Problem to work on =
For this exercise, repeat the whole listing below exactly. Leave the pictures out.

+++

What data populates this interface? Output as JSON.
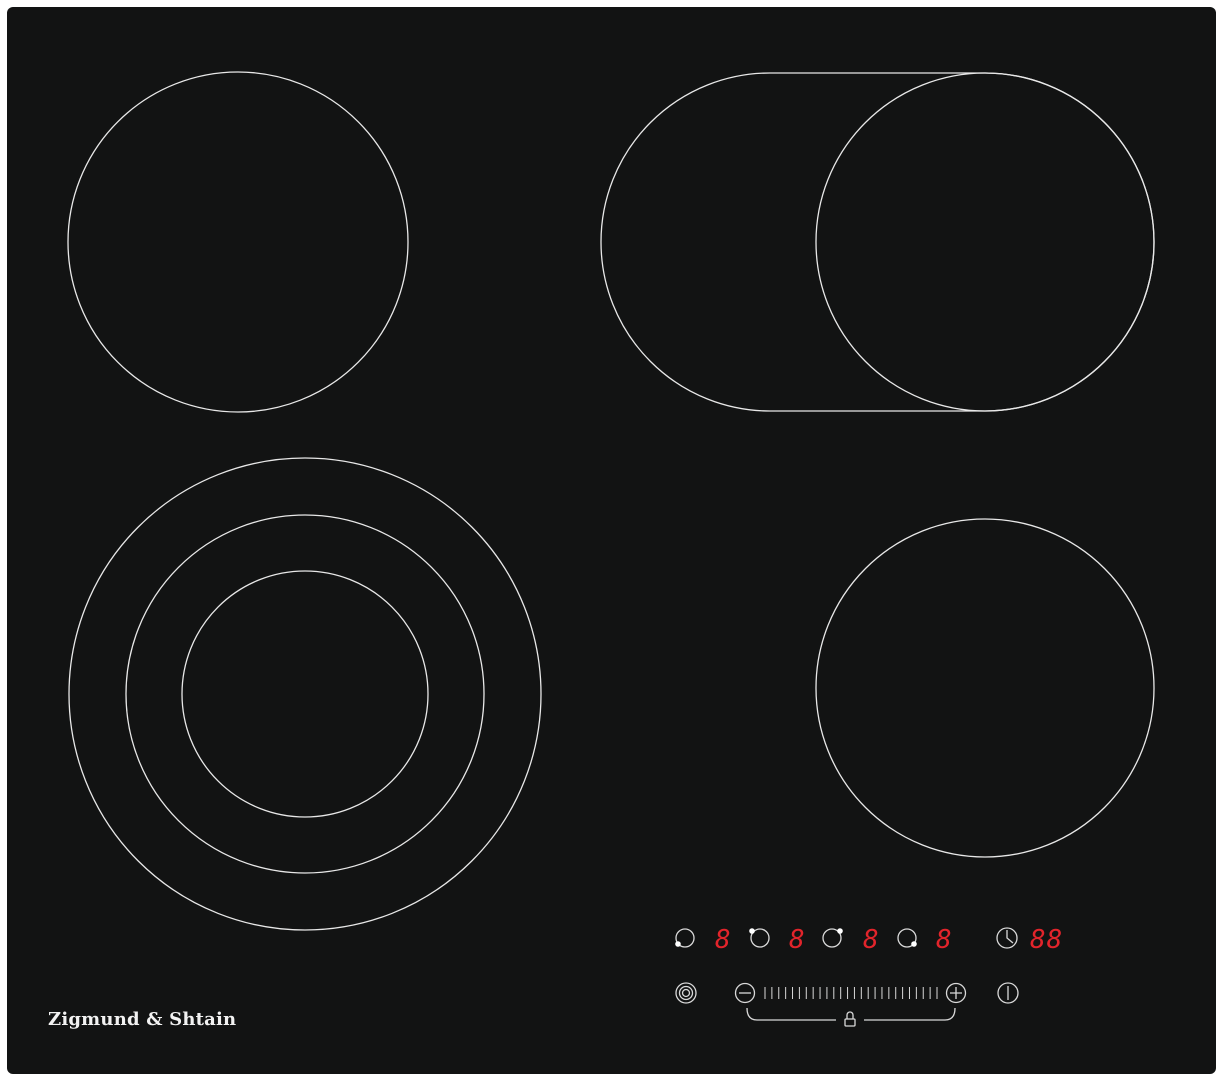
{
  "brand": {
    "name": "Zigmund & Shtain"
  },
  "colors": {
    "glass": "#121313",
    "zone_outline": "#e8e8e8",
    "display_red": "#e2242b",
    "icon": "#d9d9d9"
  },
  "cooking_zones": [
    {
      "name": "rear-left-zone",
      "type": "single"
    },
    {
      "name": "rear-right-zone",
      "type": "oval-dual"
    },
    {
      "name": "front-left-zone",
      "type": "triple-ring"
    },
    {
      "name": "front-right-zone",
      "type": "single"
    }
  ],
  "control_panel": {
    "zone_displays": [
      {
        "zone": "front-left",
        "value": "8"
      },
      {
        "zone": "rear-left",
        "value": "8"
      },
      {
        "zone": "rear-right",
        "value": "8"
      },
      {
        "zone": "front-right",
        "value": "8"
      }
    ],
    "timer_display": "88",
    "icons": {
      "zone_selectors": [
        "zone-select-icon",
        "zone-select-icon",
        "zone-select-icon",
        "zone-select-icon"
      ],
      "timer": "clock-icon",
      "minus": "minus-icon",
      "plus": "plus-icon",
      "power": "power-icon",
      "extra_zone": "dual-zone-icon",
      "lock": "lock-icon"
    },
    "slider_ticks": 26
  }
}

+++

Exercise response =
What data populates this interface? Output as JSON.
{
  "brand": {
    "name": "Zigmund & Shtain"
  },
  "colors": {
    "glass": "#121313",
    "zone_outline": "#e8e8e8",
    "display_red": "#e2242b",
    "icon": "#d9d9d9"
  },
  "cooking_zones": [
    {
      "name": "rear-left-zone",
      "type": "single"
    },
    {
      "name": "rear-right-zone",
      "type": "oval-dual"
    },
    {
      "name": "front-left-zone",
      "type": "triple-ring"
    },
    {
      "name": "front-right-zone",
      "type": "single"
    }
  ],
  "control_panel": {
    "zone_displays": [
      {
        "zone": "front-left",
        "value": "8"
      },
      {
        "zone": "rear-left",
        "value": "8"
      },
      {
        "zone": "rear-right",
        "value": "8"
      },
      {
        "zone": "front-right",
        "value": "8"
      }
    ],
    "timer_display": "88",
    "icons": {
      "zone_selectors": [
        "zone-select-icon",
        "zone-select-icon",
        "zone-select-icon",
        "zone-select-icon"
      ],
      "timer": "clock-icon",
      "minus": "minus-icon",
      "plus": "plus-icon",
      "power": "power-icon",
      "extra_zone": "dual-zone-icon",
      "lock": "lock-icon"
    },
    "slider_ticks": 26
  }
}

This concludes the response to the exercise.